Tips on how to reduce anxiety this holiday season for you
and your loved ones with dementia

As I prep for the holiday season, I am consumed by of all the things that need to get done.  Like many of you in the same situation, I have a million things going through my head. I am sure I am going to forget something  –  the gift for the party, or the 6 dozen cookies that were promised for the women’s group or the card for Uncle Henry letting him know what we have been up to this year. Yes, the wonderful holiday season is often filled with anxiety, just as much as it is filled with cheer.
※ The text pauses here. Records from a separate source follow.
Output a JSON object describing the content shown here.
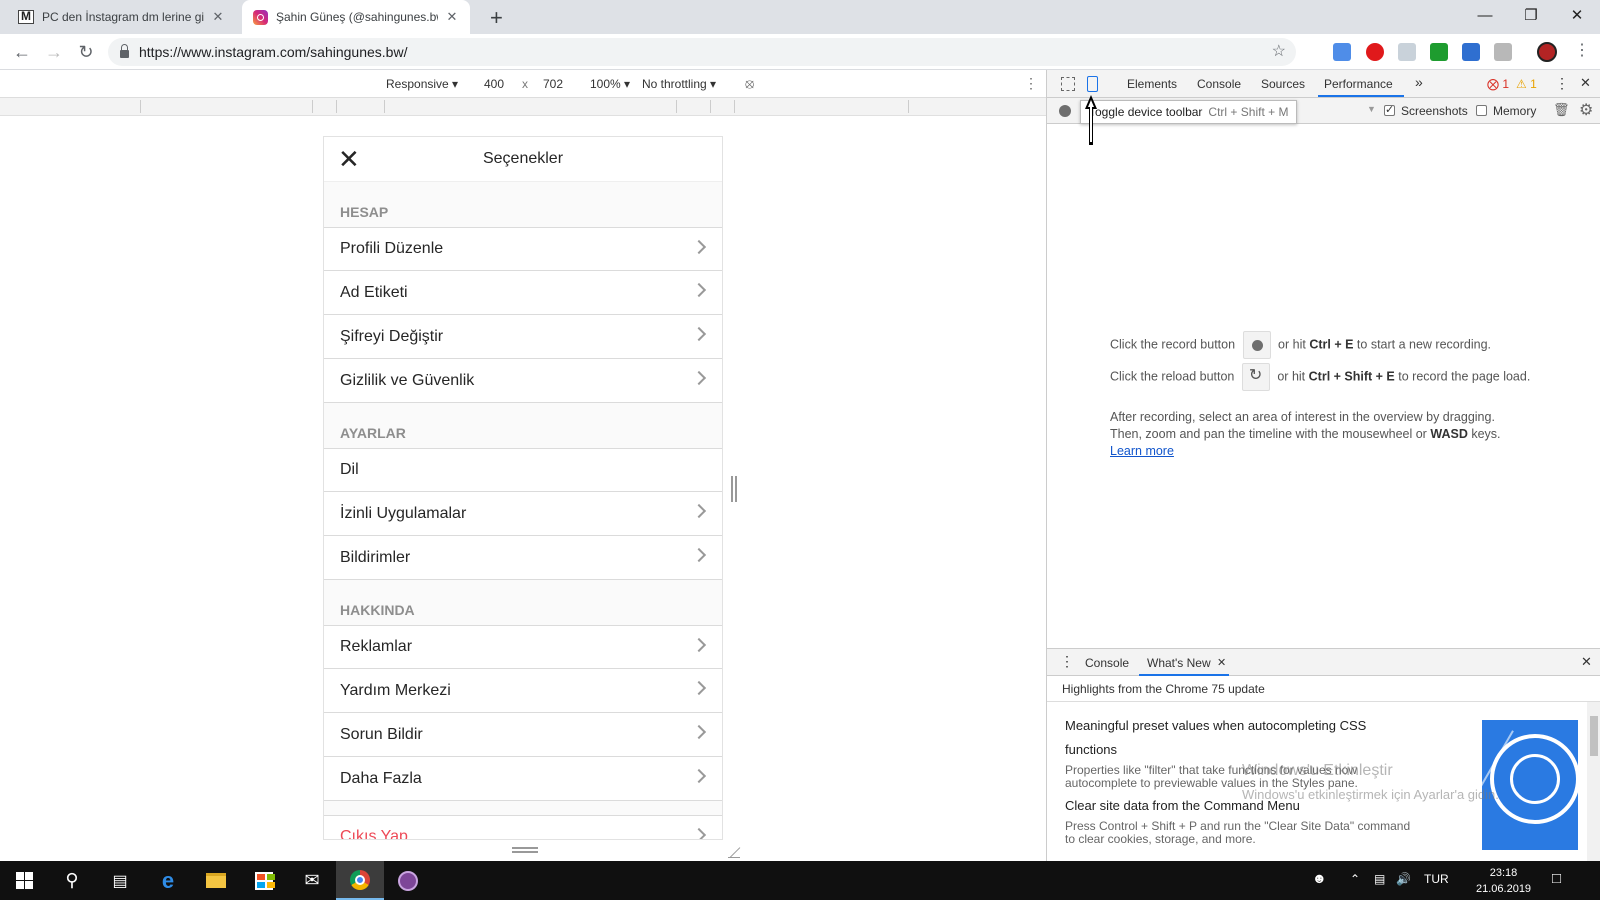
{
  "browser": {
    "tabs": [
      {
        "title": "PC den İnstagram dm lerine girm",
        "icon": "gmail-icon"
      },
      {
        "title": "Şahin Güneş (@sahingunes.bw) ·",
        "icon": "instagram-icon"
      }
    ],
    "url": "https://www.instagram.com/sahingunes.bw/"
  },
  "device_toolbar": {
    "mode": "Responsive",
    "width": "400",
    "times": "x",
    "height": "702",
    "zoom": "100%",
    "throttling": "No throttling"
  },
  "phone": {
    "title": "Seçenekler",
    "close": "✕",
    "sections": [
      {
        "header": "HESAP",
        "items": [
          "Profili Düzenle",
          "Ad Etiketi",
          "Şifreyi Değiştir",
          "Gizlilik ve Güvenlik"
        ]
      },
      {
        "header": "AYARLAR",
        "items": [
          "Dil",
          "İzinli Uygulamalar",
          "Bildirimler"
        ]
      },
      {
        "header": "HAKKINDA",
        "items": [
          "Reklamlar",
          "Yardım Merkezi",
          "Sorun Bildir",
          "Daha Fazla"
        ]
      }
    ],
    "logout": "Çıkış Yap"
  },
  "devtools": {
    "tabs": [
      "Elements",
      "Console",
      "Sources",
      "Performance"
    ],
    "more": "»",
    "errors": "1",
    "warnings": "1",
    "tooltip": {
      "label": "Toggle device toolbar",
      "shortcut": "Ctrl + Shift + M"
    },
    "screenshots_label": "Screenshots",
    "memory_label": "Memory",
    "record_line": {
      "pre": "Click the record button",
      "mid": "or hit",
      "key": "Ctrl + E",
      "post": "to start a new recording."
    },
    "reload_line": {
      "pre": "Click the reload button",
      "mid": "or hit",
      "key": "Ctrl + Shift + E",
      "post": "to record the page load."
    },
    "after_line1": "After recording, select an area of interest in the overview by dragging.",
    "after_line2_pre": "Then, zoom and pan the timeline with the mousewheel or",
    "after_line2_key": "WASD",
    "after_line2_post": "keys.",
    "learn_more": "Learn more"
  },
  "drawer": {
    "tabs": [
      "Console",
      "What's New"
    ],
    "header": "Highlights from the Chrome 75 update",
    "items": [
      {
        "title1": "Meaningful preset values when autocompleting CSS",
        "title2": "functions",
        "desc1": "Properties like \"filter\" that take functions for values now",
        "desc2": "autocomplete to previewable values in the Styles pane."
      },
      {
        "title1": "Clear site data from the Command Menu",
        "desc1": "Press Control + Shift + P and run the \"Clear Site Data\" command",
        "desc2": "to clear cookies, storage, and more."
      }
    ],
    "watermark1": "Windows'u Etkinleştir",
    "watermark2": "Windows'u etkinleştirmek için Ayarlar'a gidin."
  },
  "taskbar": {
    "lang": "TUR",
    "time": "23:18",
    "date": "21.06.2019"
  }
}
Did you know that this sense of anxiety is how it feels for a person who has Alzheimer’s or other forms of dementia, every day? We are trained to become great multi-taskers in our everyday lives out of survival and we have learned how to prioritize events and activities throughout the holiday season to make it reasonable for us to attain everything we want. The person with cognitive decline can become overwhelmed by the thought of beginning one task, much less completing multiple tasks and aren’t able to separate the rush of the season versus any other time of the year. The fear of being in social situations and not being able to keep up with everyone or contribute successfully can be paralyzing. As a result, the holidays can be a very stressful time for both the person that has dementia and the people that love and care for them.

Fortunately, there are some simple ways we can avoid the chaos and high demands of the holiday season for our loved ones (and for ourselves!):

Keep it simple- less is more

  • Stick to a familiar routine and familiar food as much as possible
  • Wear comfortable clothes
  • Listen to your loved one’s favorite music
  • Limit time in social events with a lot of people – try making arrangements for smaller get-togethers
  • Provide much needed quiet time or rest time away from the hustle and bustle
  • Do not overwhelm loved ones with gifts, they may feel like they have to respond in kind and may feel guilty if they can’t
  • It can be reassuring to just sit in silence with your loved one, holding their hand

Offer and accept help

  • Provide opportunities for your loved one to get involved at their level of comfort, such as helping wrap presents, stirring the cookie dough or sharing their favorite holiday tradition
  • Remind your loved one that they are not alone and that other people can help “get things ready”
  • Accept help from friends and neighbors when they offer it and don’t be afraid to ask for it if you need it 

Change your behaviors and expectations- not theirs

  • Compromise with and comfort your loved ones
  • Do not correct or scold them – try redirection or introducing a new topic

If your family celebrates the holiday with gift-giving, there are some wonderful Alzheimer’s appropriate gifts can be found on Click the link below for helpful options:

When the holiday season is finally over, you more than likely won’t dwell on whether or not you remembered the gift for the party or if the 6 dozen cookies for the women’s group were store-bought or if Uncle Henry got the full update. Hopefully, what you will remember are the beautiful smiles on your loved one’s face and all the new memories that were made.

Published On: December 13th, 2018 / Categories: Seniors & Emotional Wellbeing /